* Directions for this task *
Reproduce the entries. Each one must match the original exactly.
### Input ###
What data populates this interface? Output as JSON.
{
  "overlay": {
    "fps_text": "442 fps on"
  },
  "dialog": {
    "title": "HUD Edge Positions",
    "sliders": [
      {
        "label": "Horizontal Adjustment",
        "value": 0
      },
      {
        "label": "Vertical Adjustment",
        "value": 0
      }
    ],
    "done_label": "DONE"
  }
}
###
* Response area *
What data populates this interface? Output as JSON.
{
  "overlay": {
    "fps_text": "442 fps on"
  },
  "dialog": {
    "title": "HUD Edge Positions",
    "sliders": [
      {
        "label": "Horizontal Adjustment",
        "value": 0
      },
      {
        "label": "Vertical Adjustment",
        "value": 0
      }
    ],
    "done_label": "DONE"
  }
}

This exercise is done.